Top of Available records
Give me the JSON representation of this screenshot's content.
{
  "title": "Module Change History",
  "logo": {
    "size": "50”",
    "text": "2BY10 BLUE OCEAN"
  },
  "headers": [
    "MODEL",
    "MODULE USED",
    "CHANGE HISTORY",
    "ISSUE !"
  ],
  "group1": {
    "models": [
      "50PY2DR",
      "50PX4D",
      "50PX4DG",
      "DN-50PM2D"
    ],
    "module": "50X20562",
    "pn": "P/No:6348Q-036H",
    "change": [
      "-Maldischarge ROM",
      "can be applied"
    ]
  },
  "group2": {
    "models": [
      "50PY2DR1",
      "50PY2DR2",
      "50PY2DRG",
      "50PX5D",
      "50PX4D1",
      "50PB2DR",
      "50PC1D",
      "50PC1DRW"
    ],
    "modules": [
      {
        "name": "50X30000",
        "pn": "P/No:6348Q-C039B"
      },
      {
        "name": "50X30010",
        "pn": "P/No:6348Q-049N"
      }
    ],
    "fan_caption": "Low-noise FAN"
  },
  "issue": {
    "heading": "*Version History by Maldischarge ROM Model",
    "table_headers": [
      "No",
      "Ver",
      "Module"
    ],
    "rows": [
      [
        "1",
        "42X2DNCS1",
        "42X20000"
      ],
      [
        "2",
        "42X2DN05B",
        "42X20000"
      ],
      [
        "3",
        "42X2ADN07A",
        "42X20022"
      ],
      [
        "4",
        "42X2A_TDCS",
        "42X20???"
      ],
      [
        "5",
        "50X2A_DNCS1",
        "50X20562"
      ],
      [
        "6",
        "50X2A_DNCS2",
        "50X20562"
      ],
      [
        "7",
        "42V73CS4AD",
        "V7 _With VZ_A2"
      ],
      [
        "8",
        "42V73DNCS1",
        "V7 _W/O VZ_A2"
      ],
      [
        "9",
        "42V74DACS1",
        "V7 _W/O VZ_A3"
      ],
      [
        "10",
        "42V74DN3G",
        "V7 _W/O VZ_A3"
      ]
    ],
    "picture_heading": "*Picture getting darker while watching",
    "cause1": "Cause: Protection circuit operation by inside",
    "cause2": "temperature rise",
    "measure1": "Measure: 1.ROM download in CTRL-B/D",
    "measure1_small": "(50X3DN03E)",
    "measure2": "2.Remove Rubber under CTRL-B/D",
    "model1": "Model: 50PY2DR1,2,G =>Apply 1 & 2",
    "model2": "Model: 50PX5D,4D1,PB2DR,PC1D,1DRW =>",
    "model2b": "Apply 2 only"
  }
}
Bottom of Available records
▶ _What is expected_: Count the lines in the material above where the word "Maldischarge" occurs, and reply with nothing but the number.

▶ _Written solution_: 2